Without the permit, effectively a secondary licence, no staff at engineering supplier Barnes may drive the company's vehicles or use their own vehicles on business. And by applying for the permit, each employee accepts strict vetting of their fitness to drive and undertakes to observe the company's driving safety policy, with re-tests every year.
Barnes is giving its licence only after a rigorous confidential check of each of its employees' driving records, driving licence status, relevant medical condition, accident, insurance and car care histories.
It is then asking for signed acceptance of the company's driving and car care requirements. The process applies to all, including directors, who drive a Barnes vehicle or for Barnes in another vehicle, such as employees driving their own cars on the firm's business.
Wives, partners and children also have to obtain a licence if they want to drive one of the company's cars.

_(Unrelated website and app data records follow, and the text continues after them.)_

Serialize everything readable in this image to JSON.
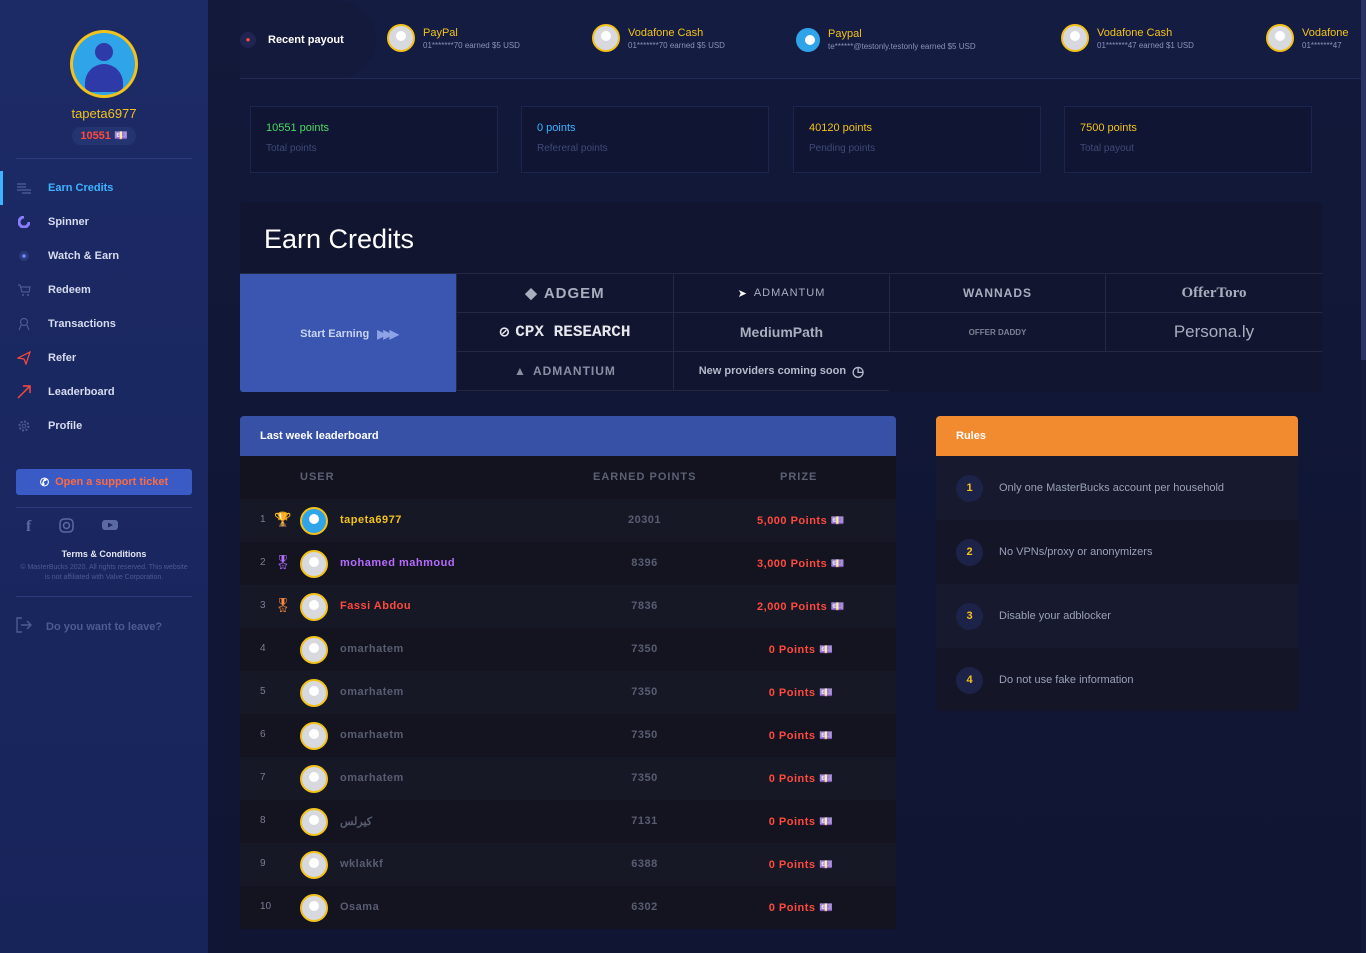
{
  "sidebar": {
    "username": "tapeta6977",
    "balance": "10551 💷",
    "nav": [
      {
        "label": "Earn Credits",
        "icon": "coins-icon",
        "active": true
      },
      {
        "label": "Spinner",
        "icon": "spinner-icon"
      },
      {
        "label": "Watch & Earn",
        "icon": "play-icon"
      },
      {
        "label": "Redeem",
        "icon": "cart-icon"
      },
      {
        "label": "Transactions",
        "icon": "transactions-icon"
      },
      {
        "label": "Refer",
        "icon": "send-icon"
      },
      {
        "label": "Leaderboard",
        "icon": "trend-icon"
      },
      {
        "label": "Profile",
        "icon": "gear-icon"
      }
    ],
    "support_label": "Open a support ticket",
    "terms": "Terms & Conditions",
    "copyright": "© MasterBucks 2020. All rights reserved. This website is not affiliated with Valve Corporation.",
    "leave": "Do you want to leave?"
  },
  "ticker": {
    "title": "Recent payout",
    "items": [
      {
        "name": "PayPal",
        "desc": "01*******70 earned $5 USD"
      },
      {
        "name": "Vodafone Cash",
        "desc": "01*******70 earned $5 USD"
      },
      {
        "name": "Paypal",
        "desc": "te******@testonly.testonly earned $5 USD"
      },
      {
        "name": "Vodafone Cash",
        "desc": "01*******47 earned $1 USD"
      },
      {
        "name": "Vodafone",
        "desc": "01*******47"
      }
    ]
  },
  "stats": [
    {
      "value": "10551 points",
      "label": "Total points",
      "color": "#4cd964"
    },
    {
      "value": "0 points",
      "label": "Refereral points",
      "color": "#3db4ff"
    },
    {
      "value": "40120 points",
      "label": "Pending points",
      "color": "#f2c21b"
    },
    {
      "value": "7500 points",
      "label": "Total payout",
      "color": "#f2c21b"
    }
  ],
  "earn": {
    "title": "Earn Credits",
    "start_label": "Start Earning",
    "providers": [
      "ADGEM",
      "ADMANTUM",
      "WANNADS",
      "OfferToro",
      "CPX RESEARCH",
      "MediumPath",
      "OFFER DADDY",
      "Persona.ly",
      "ADMANTIUM",
      "New providers coming soon"
    ]
  },
  "leaderboard": {
    "title": "Last week leaderboard",
    "columns": {
      "user": "USER",
      "earned": "EARNED POINTS",
      "prize": "PRIZE"
    },
    "rows": [
      {
        "rank": "1",
        "user": "tapeta6977",
        "points": "20301",
        "prize": "5,000 Points 💷",
        "color": "#f2c21b"
      },
      {
        "rank": "2",
        "user": "mohamed mahmoud",
        "points": "8396",
        "prize": "3,000 Points 💷",
        "color": "#b56cff"
      },
      {
        "rank": "3",
        "user": "Fassi Abdou",
        "points": "7836",
        "prize": "2,000 Points 💷",
        "color": "#ff4a3d"
      },
      {
        "rank": "4",
        "user": "omarhatem",
        "points": "7350",
        "prize": "0 Points 💷"
      },
      {
        "rank": "5",
        "user": "omarhatem",
        "points": "7350",
        "prize": "0 Points 💷"
      },
      {
        "rank": "6",
        "user": "omarhaetm",
        "points": "7350",
        "prize": "0 Points 💷"
      },
      {
        "rank": "7",
        "user": "omarhatem",
        "points": "7350",
        "prize": "0 Points 💷"
      },
      {
        "rank": "8",
        "user": "كيرلس",
        "points": "7131",
        "prize": "0 Points 💷"
      },
      {
        "rank": "9",
        "user": "wklakkf",
        "points": "6388",
        "prize": "0 Points 💷"
      },
      {
        "rank": "10",
        "user": "Osama",
        "points": "6302",
        "prize": "0 Points 💷"
      }
    ]
  },
  "rules": {
    "title": "Rules",
    "items": [
      {
        "num": "1",
        "text": "Only one MasterBucks account per household"
      },
      {
        "num": "2",
        "text": "No VPNs/proxy or anonymizers"
      },
      {
        "num": "3",
        "text": "Disable your adblocker"
      },
      {
        "num": "4",
        "text": "Do not use fake information"
      }
    ]
  }
}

The requirement is now a condition of employment.
Traditionally, staff with company cars can allow them to be driven by (suitably qualified) immediate members of their families.
Called the Driver Compliance Programme, it has been designed by a panel of legal and occupational road risk experts assembled by nationwide business vehicle management specialist Fleet Support Group (FSG), based in Chippenham, Wilts.
At the fleet's request, its vetting process is being managed by FSG to ensure impartiality.
FSG is also maintaining confidential on-going driver records and vehicle histories for Barnes to access privately and securely.
For each permit applicant a Driver Operating Life Report produces a detailed driver/driving status.
It records annual licence inspection and status, driving convictions, accident claims, vehicle damage reports, insurance status, vehicle inspection and condition, acknowledgement of driver vehicle care and confirmation of driver compliance with company driving policy.
The scheme, which covers 170 drivers and a fleet of 55 cars and 60 vans, stipulates that drivers are re-tested on an annual basis. Drivers have to sign the licence saying they are fit to drive and agree with the company's driving safety policy. If employees end up having their licences withdrawn for any reason, then Barnes can provide tuition to resolve the issue.
Jeremy Jarvis, finance director at Barnes, said: 'Our objective is not to deny permission but to take every step possible to ensure that Barnes has the safest drivers.
'The company is taking all reasonable steps to ensure that vehicles driven in conducting business meet current legislative requirements and that the drivers are legally entitled and fit to drive.
'With best professional advice Barnes has redefined its long-established vehicle safety policy so that the company and its drivers have the means to demonstrate and prove their commitment to care on the road.'